**Record excerpts**

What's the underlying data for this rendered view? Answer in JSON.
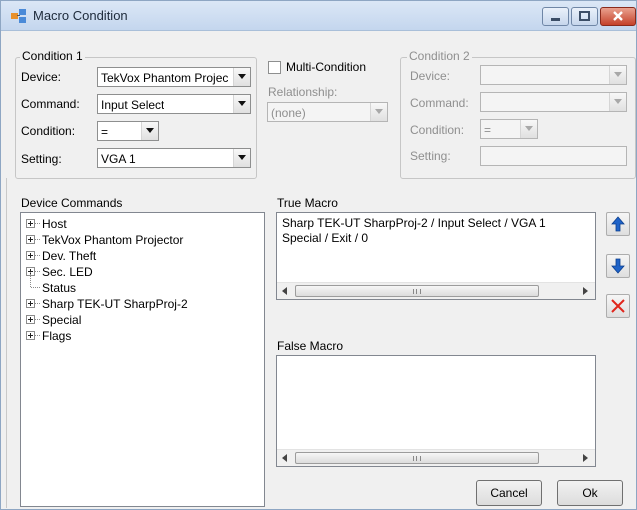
{
  "window": {
    "title": "Macro Condition"
  },
  "condition1": {
    "legend": "Condition 1",
    "device_label": "Device:",
    "device_value": "TekVox Phantom Projec",
    "command_label": "Command:",
    "command_value": "Input Select",
    "condition_label": "Condition:",
    "condition_value": "=",
    "setting_label": "Setting:",
    "setting_value": "VGA 1"
  },
  "middle": {
    "multi_condition_label": "Multi-Condition",
    "multi_condition_checked": false,
    "relationship_label": "Relationship:",
    "relationship_value": "(none)"
  },
  "condition2": {
    "legend": "Condition 2",
    "device_label": "Device:",
    "command_label": "Command:",
    "condition_label": "Condition:",
    "condition_value": "=",
    "setting_label": "Setting:"
  },
  "device_commands": {
    "label": "Device Commands",
    "items": [
      {
        "label": "Host",
        "expandable": true
      },
      {
        "label": "TekVox Phantom Projector",
        "expandable": true
      },
      {
        "label": "Dev. Theft",
        "expandable": true
      },
      {
        "label": "Sec. LED",
        "expandable": true
      },
      {
        "label": "Status",
        "expandable": false
      },
      {
        "label": "Sharp TEK-UT SharpProj-2",
        "expandable": true
      },
      {
        "label": "Special",
        "expandable": true
      },
      {
        "label": "Flags",
        "expandable": true
      }
    ]
  },
  "true_macro": {
    "label": "True Macro",
    "lines": [
      "Sharp TEK-UT SharpProj-2 / Input Select / VGA 1",
      "Special / Exit / 0"
    ]
  },
  "false_macro": {
    "label": "False Macro",
    "lines": []
  },
  "buttons": {
    "cancel": "Cancel",
    "ok": "Ok"
  },
  "colors": {
    "move_arrow": "#1f63c8",
    "delete_x": "#e0261c"
  }
}
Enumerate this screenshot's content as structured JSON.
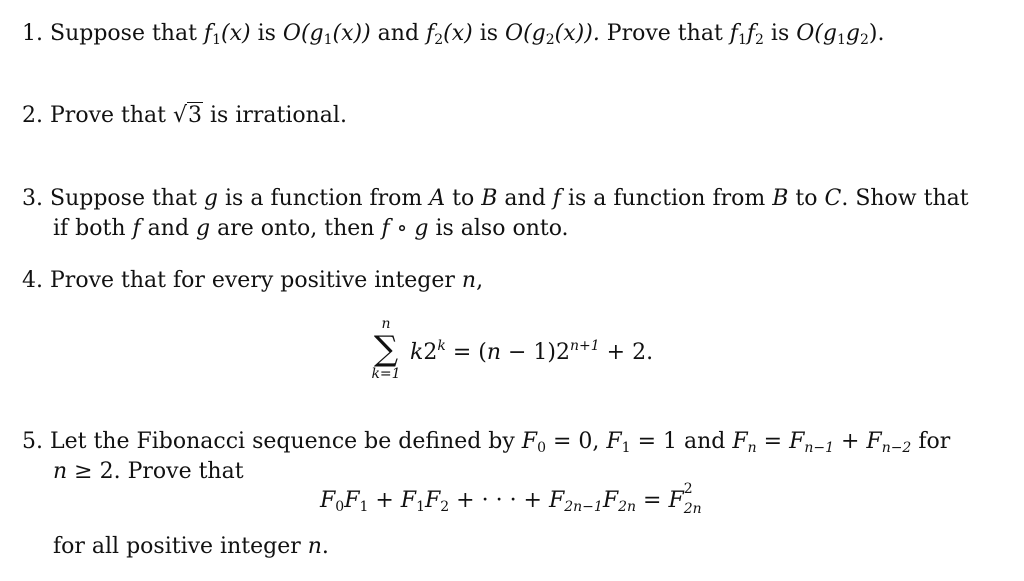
{
  "problems": [
    {
      "number": "1.",
      "parts": {
        "t1": "Suppose that ",
        "f1": "f",
        "s1": "1",
        "x1": "(x)",
        "t2": " is ",
        "O1": "O",
        "g1": "(g",
        "gs1": "1",
        "x2": "(x))",
        "t3": " and ",
        "f2": "f",
        "s2": "2",
        "x3": "(x)",
        "t4": " is ",
        "O2": "O",
        "g2": "(g",
        "gs2": "2",
        "x4": "(x)).",
        "t5": " Prove that ",
        "pf1": "f",
        "ps1": "1",
        "pf2": "f",
        "ps2": "2",
        "t6": " is ",
        "O3": "O",
        "pg": "(g",
        "pgs1": "1",
        "pg2": "g",
        "pgs2": "2",
        "end": ")."
      }
    },
    {
      "number": "2.",
      "parts": {
        "t1": "Prove that ",
        "radical": "√",
        "radicand": "3",
        "t2": " is irrational."
      }
    },
    {
      "number": "3.",
      "line1": {
        "t1": "Suppose that ",
        "g": "g",
        "t2": " is a function from ",
        "A": "A",
        "t3": " to ",
        "B": "B",
        "t4": " and ",
        "f": "f",
        "t5": " is a function from ",
        "B2": "B",
        "t6": " to ",
        "C": "C",
        "t7": ". Show that"
      },
      "line2": {
        "t1": "if both ",
        "f": "f",
        "t2": " and ",
        "g": "g",
        "t3": " are onto, then ",
        "comp": "f ∘ g",
        "t4": " is also onto."
      }
    },
    {
      "number": "4.",
      "text": "Prove that for every positive integer ",
      "var": "n",
      "comma": ",",
      "formula": {
        "sum_upper": "n",
        "sum_symbol": "∑",
        "sum_lower": "k=1",
        "term": "k",
        "term_base": "2",
        "term_exp": "k",
        "rhs_a": " = (",
        "rhs_n": "n",
        "rhs_b": " − 1)2",
        "rhs_exp": "n+1",
        "rhs_c": " + 2."
      }
    },
    {
      "number": "5.",
      "line1": {
        "t1": "Let the Fibonacci sequence be defined by ",
        "F0": "F",
        "F0s": "0",
        "e1": " = 0, ",
        "F1": "F",
        "F1s": "1",
        "e2": " = 1 and ",
        "Fn": "F",
        "Fns": "n",
        "e3": " = ",
        "Fa": "F",
        "Fas": "n−1",
        "plus": " + ",
        "Fb": "F",
        "Fbs": "n−2",
        "t2": " for"
      },
      "line2": {
        "n": "n",
        "t1": " ≥ 2. Prove that"
      },
      "formula": {
        "a": "F",
        "as": "0",
        "b": "F",
        "bs": "1",
        "p1": " + ",
        "c": "F",
        "cs": "1",
        "d": "F",
        "ds": "2",
        "p2": " + · · · + ",
        "e": "F",
        "es": "2n−1",
        "f": "F",
        "fs": "2n",
        "eq": " = ",
        "g": "F",
        "gsup": "2",
        "gsub": "2n"
      },
      "closing": {
        "t1": "for all positive integer ",
        "n": "n",
        "end": "."
      }
    }
  ]
}
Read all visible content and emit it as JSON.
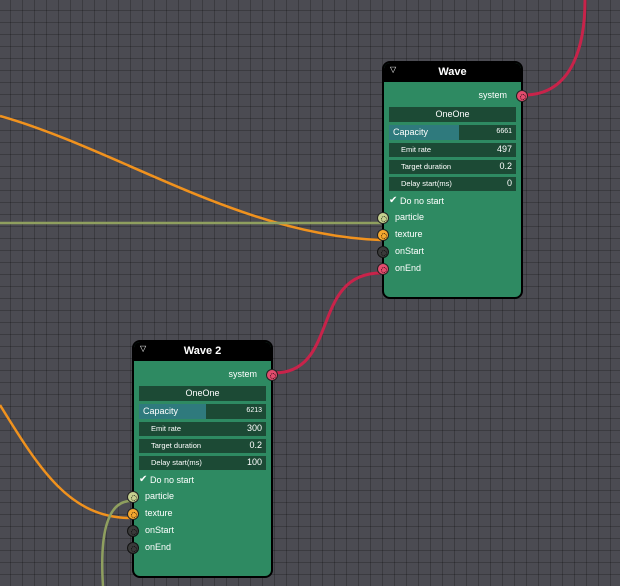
{
  "nodes": [
    {
      "title": "Wave",
      "output_port": "system",
      "mode": "OneOne",
      "capacity": {
        "label": "Capacity",
        "value": "6661",
        "fill_fraction": 0.55
      },
      "fields": [
        {
          "label": "Emit rate",
          "value": "497"
        },
        {
          "label": "Target duration",
          "value": "0.2"
        },
        {
          "label": "Delay start(ms)",
          "value": "0"
        }
      ],
      "checkbox": {
        "label": "Do no start",
        "checked": true
      },
      "inputs": [
        "particle",
        "texture",
        "onStart",
        "onEnd"
      ]
    },
    {
      "title": "Wave 2",
      "output_port": "system",
      "mode": "OneOne",
      "capacity": {
        "label": "Capacity",
        "value": "6213",
        "fill_fraction": 0.53
      },
      "fields": [
        {
          "label": "Emit rate",
          "value": "300"
        },
        {
          "label": "Target duration",
          "value": "0.2"
        },
        {
          "label": "Delay start(ms)",
          "value": "100"
        }
      ],
      "checkbox": {
        "label": "Do no start",
        "checked": true
      },
      "inputs": [
        "particle",
        "texture",
        "onStart",
        "onEnd"
      ]
    }
  ],
  "colors": {
    "canvas_bg": "#4b4b52",
    "node_bg": "#2e8a62",
    "wire_red": "#c8234a",
    "wire_orange": "#f0921e",
    "wire_green": "#8f9f5f"
  }
}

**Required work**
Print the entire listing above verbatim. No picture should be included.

**Solution for this task**
What's the underlying data for this rendered view? Answer in JSON.
{
  "window": {
    "title": "Macro Condition"
  },
  "condition1": {
    "legend": "Condition 1",
    "device_label": "Device:",
    "device_value": "TekVox Phantom Projec",
    "command_label": "Command:",
    "command_value": "Input Select",
    "condition_label": "Condition:",
    "condition_value": "=",
    "setting_label": "Setting:",
    "setting_value": "VGA 1"
  },
  "middle": {
    "multi_condition_label": "Multi-Condition",
    "multi_condition_checked": false,
    "relationship_label": "Relationship:",
    "relationship_value": "(none)"
  },
  "condition2": {
    "legend": "Condition 2",
    "device_label": "Device:",
    "command_label": "Command:",
    "condition_label": "Condition:",
    "condition_value": "=",
    "setting_label": "Setting:"
  },
  "device_commands": {
    "label": "Device Commands",
    "items": [
      {
        "label": "Host",
        "expandable": true
      },
      {
        "label": "TekVox Phantom Projector",
        "expandable": true
      },
      {
        "label": "Dev. Theft",
        "expandable": true
      },
      {
        "label": "Sec. LED",
        "expandable": true
      },
      {
        "label": "Status",
        "expandable": false
      },
      {
        "label": "Sharp TEK-UT SharpProj-2",
        "expandable": true
      },
      {
        "label": "Special",
        "expandable": true
      },
      {
        "label": "Flags",
        "expandable": true
      }
    ]
  },
  "true_macro": {
    "label": "True Macro",
    "lines": [
      "Sharp TEK-UT SharpProj-2 / Input Select / VGA 1",
      "Special / Exit / 0"
    ]
  },
  "false_macro": {
    "label": "False Macro",
    "lines": []
  },
  "buttons": {
    "cancel": "Cancel",
    "ok": "Ok"
  },
  "colors": {
    "move_arrow": "#1f63c8",
    "delete_x": "#e0261c"
  }
}
Enumerate this screenshot's content as structured JSON.
{
  "problems": [
    {
      "number": "1.",
      "parts": {
        "t1": "Suppose that ",
        "f1": "f",
        "s1": "1",
        "x1": "(x)",
        "t2": " is ",
        "O1": "O",
        "g1": "(g",
        "gs1": "1",
        "x2": "(x))",
        "t3": " and ",
        "f2": "f",
        "s2": "2",
        "x3": "(x)",
        "t4": " is ",
        "O2": "O",
        "g2": "(g",
        "gs2": "2",
        "x4": "(x)).",
        "t5": " Prove that ",
        "pf1": "f",
        "ps1": "1",
        "pf2": "f",
        "ps2": "2",
        "t6": " is ",
        "O3": "O",
        "pg": "(g",
        "pgs1": "1",
        "pg2": "g",
        "pgs2": "2",
        "end": ")."
      }
    },
    {
      "number": "2.",
      "parts": {
        "t1": "Prove that ",
        "radical": "√",
        "radicand": "3",
        "t2": " is irrational."
      }
    },
    {
      "number": "3.",
      "line1": {
        "t1": "Suppose that ",
        "g": "g",
        "t2": " is a function from ",
        "A": "A",
        "t3": " to ",
        "B": "B",
        "t4": " and ",
        "f": "f",
        "t5": " is a function from ",
        "B2": "B",
        "t6": " to ",
        "C": "C",
        "t7": ". Show that"
      },
      "line2": {
        "t1": "if both ",
        "f": "f",
        "t2": " and ",
        "g": "g",
        "t3": " are onto, then ",
        "comp": "f ∘ g",
        "t4": " is also onto."
      }
    },
    {
      "number": "4.",
      "text": "Prove that for every positive integer ",
      "var": "n",
      "comma": ",",
      "formula": {
        "sum_upper": "n",
        "sum_symbol": "∑",
        "sum_lower": "k=1",
        "term": "k",
        "term_base": "2",
        "term_exp": "k",
        "rhs_a": " = (",
        "rhs_n": "n",
        "rhs_b": " − 1)2",
        "rhs_exp": "n+1",
        "rhs_c": " + 2."
      }
    },
    {
      "number": "5.",
      "line1": {
        "t1": "Let the Fibonacci sequence be defined by ",
        "F0": "F",
        "F0s": "0",
        "e1": " = 0, ",
        "F1": "F",
        "F1s": "1",
        "e2": " = 1 and ",
        "Fn": "F",
        "Fns": "n",
        "e3": " = ",
        "Fa": "F",
        "Fas": "n−1",
        "plus": " + ",
        "Fb": "F",
        "Fbs": "n−2",
        "t2": " for"
      },
      "line2": {
        "n": "n",
        "t1": " ≥ 2. Prove that"
      },
      "formula": {
        "a": "F",
        "as": "0",
        "b": "F",
        "bs": "1",
        "p1": " + ",
        "c": "F",
        "cs": "1",
        "d": "F",
        "ds": "2",
        "p2": " + · · · + ",
        "e": "F",
        "es": "2n−1",
        "f": "F",
        "fs": "2n",
        "eq": " = ",
        "g": "F",
        "gsup": "2",
        "gsub": "2n"
      },
      "closing": {
        "t1": "for all positive integer ",
        "n": "n",
        "end": "."
      }
    }
  ]
}
Read all visible content and emit it as JSON.
{
  "nodes": [
    {
      "title": "Wave",
      "output_port": "system",
      "mode": "OneOne",
      "capacity": {
        "label": "Capacity",
        "value": "6661",
        "fill_fraction": 0.55
      },
      "fields": [
        {
          "label": "Emit rate",
          "value": "497"
        },
        {
          "label": "Target duration",
          "value": "0.2"
        },
        {
          "label": "Delay start(ms)",
          "value": "0"
        }
      ],
      "checkbox": {
        "label": "Do no start",
        "checked": true
      },
      "inputs": [
        "particle",
        "texture",
        "onStart",
        "onEnd"
      ]
    },
    {
      "title": "Wave 2",
      "output_port": "system",
      "mode": "OneOne",
      "capacity": {
        "label": "Capacity",
        "value": "6213",
        "fill_fraction": 0.53
      },
      "fields": [
        {
          "label": "Emit rate",
          "value": "300"
        },
        {
          "label": "Target duration",
          "value": "0.2"
        },
        {
          "label": "Delay start(ms)",
          "value": "100"
        }
      ],
      "checkbox": {
        "label": "Do no start",
        "checked": true
      },
      "inputs": [
        "particle",
        "texture",
        "onStart",
        "onEnd"
      ]
    }
  ],
  "colors": {
    "canvas_bg": "#4b4b52",
    "node_bg": "#2e8a62",
    "wire_red": "#c8234a",
    "wire_orange": "#f0921e",
    "wire_green": "#8f9f5f"
  }
}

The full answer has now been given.